→ **Your objective**: Please restate each entry word for word and leave the pictures out.

Data about app and page elements
= Beginning of Section =
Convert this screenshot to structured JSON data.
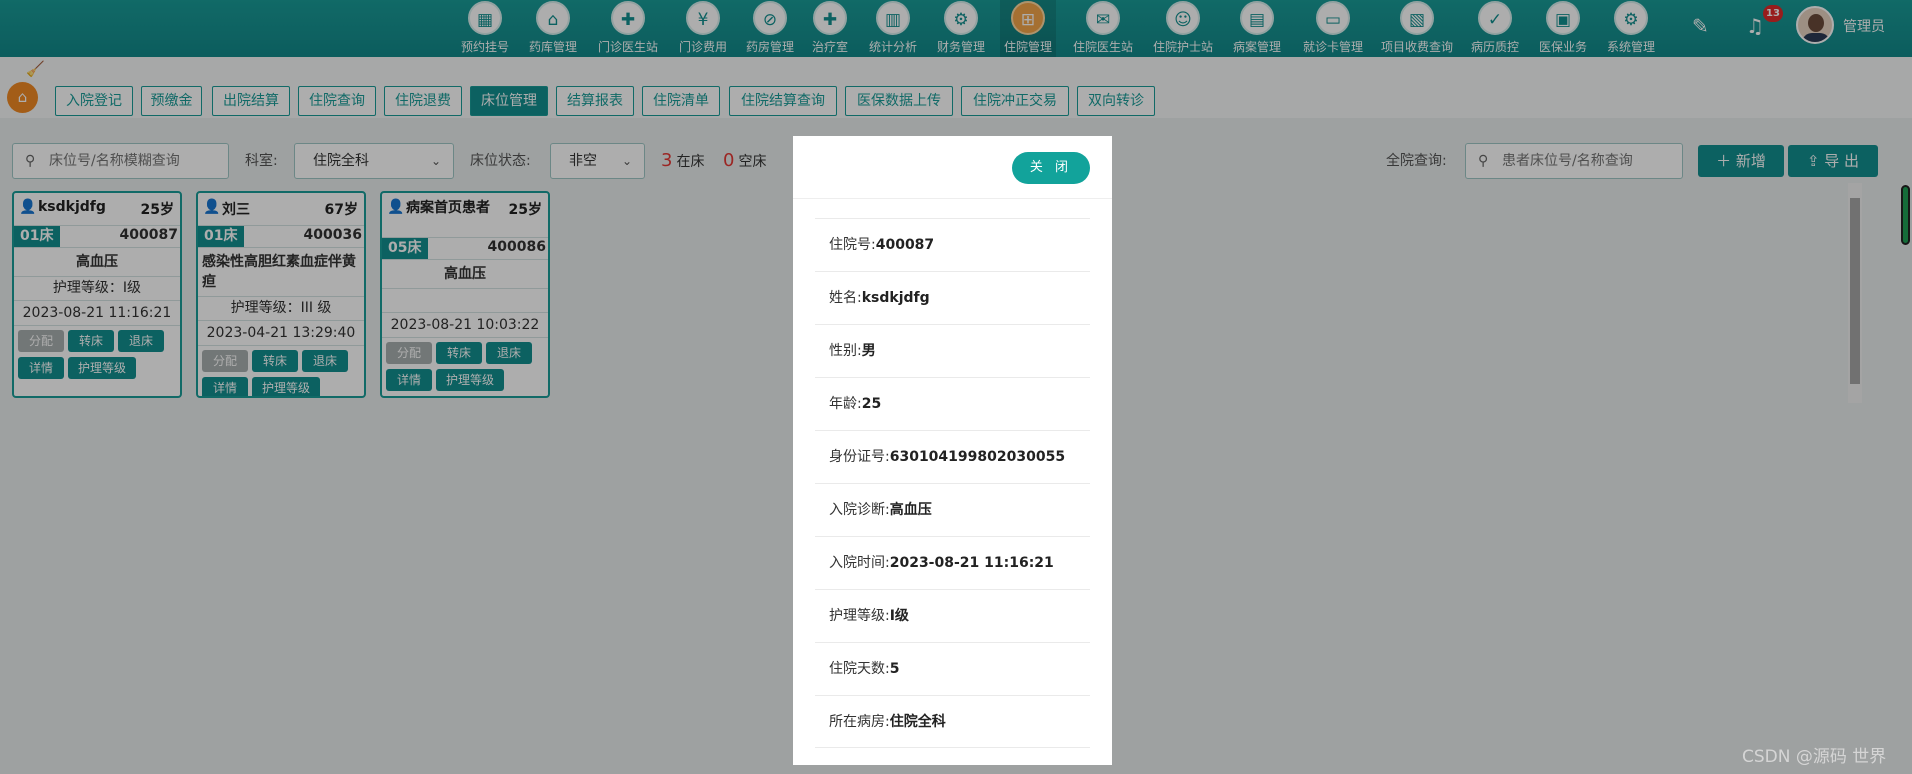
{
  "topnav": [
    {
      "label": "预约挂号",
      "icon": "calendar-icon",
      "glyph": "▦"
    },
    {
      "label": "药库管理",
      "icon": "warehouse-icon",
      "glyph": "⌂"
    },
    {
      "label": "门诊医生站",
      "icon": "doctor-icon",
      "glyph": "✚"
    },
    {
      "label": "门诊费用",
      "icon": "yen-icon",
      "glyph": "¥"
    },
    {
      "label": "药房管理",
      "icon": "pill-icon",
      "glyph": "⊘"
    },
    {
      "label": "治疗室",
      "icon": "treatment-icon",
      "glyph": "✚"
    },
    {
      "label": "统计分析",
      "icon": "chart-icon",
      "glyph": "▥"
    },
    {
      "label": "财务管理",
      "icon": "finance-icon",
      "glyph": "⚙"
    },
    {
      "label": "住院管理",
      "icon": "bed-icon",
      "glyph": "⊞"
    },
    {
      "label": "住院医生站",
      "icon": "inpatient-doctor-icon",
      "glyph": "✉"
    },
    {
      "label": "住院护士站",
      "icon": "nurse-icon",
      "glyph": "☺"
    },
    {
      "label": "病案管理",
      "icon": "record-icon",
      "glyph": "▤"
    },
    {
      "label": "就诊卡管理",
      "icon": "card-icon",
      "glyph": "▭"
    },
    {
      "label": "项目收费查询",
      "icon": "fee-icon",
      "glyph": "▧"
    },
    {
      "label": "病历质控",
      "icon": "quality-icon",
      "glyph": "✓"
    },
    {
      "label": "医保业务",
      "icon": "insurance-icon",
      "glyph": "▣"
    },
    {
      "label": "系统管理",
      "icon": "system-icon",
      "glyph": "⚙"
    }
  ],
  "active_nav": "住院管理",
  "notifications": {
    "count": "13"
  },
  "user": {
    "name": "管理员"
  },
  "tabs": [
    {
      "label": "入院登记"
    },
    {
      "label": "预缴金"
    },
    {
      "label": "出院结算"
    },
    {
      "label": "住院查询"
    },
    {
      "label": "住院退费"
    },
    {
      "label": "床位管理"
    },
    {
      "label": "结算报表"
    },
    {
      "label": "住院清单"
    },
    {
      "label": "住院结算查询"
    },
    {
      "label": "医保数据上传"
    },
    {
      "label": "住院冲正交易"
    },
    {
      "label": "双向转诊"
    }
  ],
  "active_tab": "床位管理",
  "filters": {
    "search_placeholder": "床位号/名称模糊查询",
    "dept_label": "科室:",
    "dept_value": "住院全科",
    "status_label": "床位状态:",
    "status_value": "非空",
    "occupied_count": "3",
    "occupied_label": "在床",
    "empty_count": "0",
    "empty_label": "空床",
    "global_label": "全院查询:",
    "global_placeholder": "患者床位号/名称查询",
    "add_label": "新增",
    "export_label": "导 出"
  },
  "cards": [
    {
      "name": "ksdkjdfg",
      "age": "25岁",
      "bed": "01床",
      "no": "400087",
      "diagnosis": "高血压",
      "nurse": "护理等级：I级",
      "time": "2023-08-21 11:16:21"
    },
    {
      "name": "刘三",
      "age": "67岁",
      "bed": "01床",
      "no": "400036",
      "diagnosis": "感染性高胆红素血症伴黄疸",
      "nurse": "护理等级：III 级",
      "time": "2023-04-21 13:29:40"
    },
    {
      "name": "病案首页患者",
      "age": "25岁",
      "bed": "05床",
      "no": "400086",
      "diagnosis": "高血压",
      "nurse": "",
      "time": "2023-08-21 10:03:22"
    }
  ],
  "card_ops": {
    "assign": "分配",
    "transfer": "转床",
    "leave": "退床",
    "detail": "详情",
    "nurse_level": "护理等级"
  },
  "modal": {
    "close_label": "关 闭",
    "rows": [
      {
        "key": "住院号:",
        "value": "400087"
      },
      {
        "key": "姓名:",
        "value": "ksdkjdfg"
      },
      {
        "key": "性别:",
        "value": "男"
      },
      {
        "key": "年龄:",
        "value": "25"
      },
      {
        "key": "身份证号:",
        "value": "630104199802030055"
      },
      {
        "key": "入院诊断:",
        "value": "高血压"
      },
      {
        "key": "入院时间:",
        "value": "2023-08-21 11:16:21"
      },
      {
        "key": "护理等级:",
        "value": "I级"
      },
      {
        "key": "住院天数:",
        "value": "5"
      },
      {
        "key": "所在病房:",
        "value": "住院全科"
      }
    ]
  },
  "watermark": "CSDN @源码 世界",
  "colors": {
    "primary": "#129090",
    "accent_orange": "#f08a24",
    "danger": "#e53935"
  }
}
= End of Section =
→ **Reply to the task**:
Convert this screenshot to structured JSON data.
{
  "topnav": [
    {
      "label": "预约挂号",
      "icon": "calendar-icon",
      "glyph": "▦"
    },
    {
      "label": "药库管理",
      "icon": "warehouse-icon",
      "glyph": "⌂"
    },
    {
      "label": "门诊医生站",
      "icon": "doctor-icon",
      "glyph": "✚"
    },
    {
      "label": "门诊费用",
      "icon": "yen-icon",
      "glyph": "¥"
    },
    {
      "label": "药房管理",
      "icon": "pill-icon",
      "glyph": "⊘"
    },
    {
      "label": "治疗室",
      "icon": "treatment-icon",
      "glyph": "✚"
    },
    {
      "label": "统计分析",
      "icon": "chart-icon",
      "glyph": "▥"
    },
    {
      "label": "财务管理",
      "icon": "finance-icon",
      "glyph": "⚙"
    },
    {
      "label": "住院管理",
      "icon": "bed-icon",
      "glyph": "⊞"
    },
    {
      "label": "住院医生站",
      "icon": "inpatient-doctor-icon",
      "glyph": "✉"
    },
    {
      "label": "住院护士站",
      "icon": "nurse-icon",
      "glyph": "☺"
    },
    {
      "label": "病案管理",
      "icon": "record-icon",
      "glyph": "▤"
    },
    {
      "label": "就诊卡管理",
      "icon": "card-icon",
      "glyph": "▭"
    },
    {
      "label": "项目收费查询",
      "icon": "fee-icon",
      "glyph": "▧"
    },
    {
      "label": "病历质控",
      "icon": "quality-icon",
      "glyph": "✓"
    },
    {
      "label": "医保业务",
      "icon": "insurance-icon",
      "glyph": "▣"
    },
    {
      "label": "系统管理",
      "icon": "system-icon",
      "glyph": "⚙"
    }
  ],
  "active_nav": "住院管理",
  "notifications": {
    "count": "13"
  },
  "user": {
    "name": "管理员"
  },
  "tabs": [
    {
      "label": "入院登记"
    },
    {
      "label": "预缴金"
    },
    {
      "label": "出院结算"
    },
    {
      "label": "住院查询"
    },
    {
      "label": "住院退费"
    },
    {
      "label": "床位管理"
    },
    {
      "label": "结算报表"
    },
    {
      "label": "住院清单"
    },
    {
      "label": "住院结算查询"
    },
    {
      "label": "医保数据上传"
    },
    {
      "label": "住院冲正交易"
    },
    {
      "label": "双向转诊"
    }
  ],
  "active_tab": "床位管理",
  "filters": {
    "search_placeholder": "床位号/名称模糊查询",
    "dept_label": "科室:",
    "dept_value": "住院全科",
    "status_label": "床位状态:",
    "status_value": "非空",
    "occupied_count": "3",
    "occupied_label": "在床",
    "empty_count": "0",
    "empty_label": "空床",
    "global_label": "全院查询:",
    "global_placeholder": "患者床位号/名称查询",
    "add_label": "新增",
    "export_label": "导 出"
  },
  "cards": [
    {
      "name": "ksdkjdfg",
      "age": "25岁",
      "bed": "01床",
      "no": "400087",
      "diagnosis": "高血压",
      "nurse": "护理等级：I级",
      "time": "2023-08-21 11:16:21"
    },
    {
      "name": "刘三",
      "age": "67岁",
      "bed": "01床",
      "no": "400036",
      "diagnosis": "感染性高胆红素血症伴黄疸",
      "nurse": "护理等级：III 级",
      "time": "2023-04-21 13:29:40"
    },
    {
      "name": "病案首页患者",
      "age": "25岁",
      "bed": "05床",
      "no": "400086",
      "diagnosis": "高血压",
      "nurse": "",
      "time": "2023-08-21 10:03:22"
    }
  ],
  "card_ops": {
    "assign": "分配",
    "transfer": "转床",
    "leave": "退床",
    "detail": "详情",
    "nurse_level": "护理等级"
  },
  "modal": {
    "close_label": "关 闭",
    "rows": [
      {
        "key": "住院号:",
        "value": "400087"
      },
      {
        "key": "姓名:",
        "value": "ksdkjdfg"
      },
      {
        "key": "性别:",
        "value": "男"
      },
      {
        "key": "年龄:",
        "value": "25"
      },
      {
        "key": "身份证号:",
        "value": "630104199802030055"
      },
      {
        "key": "入院诊断:",
        "value": "高血压"
      },
      {
        "key": "入院时间:",
        "value": "2023-08-21 11:16:21"
      },
      {
        "key": "护理等级:",
        "value": "I级"
      },
      {
        "key": "住院天数:",
        "value": "5"
      },
      {
        "key": "所在病房:",
        "value": "住院全科"
      }
    ]
  },
  "watermark": "CSDN @源码 世界",
  "colors": {
    "primary": "#129090",
    "accent_orange": "#f08a24",
    "danger": "#e53935"
  }
}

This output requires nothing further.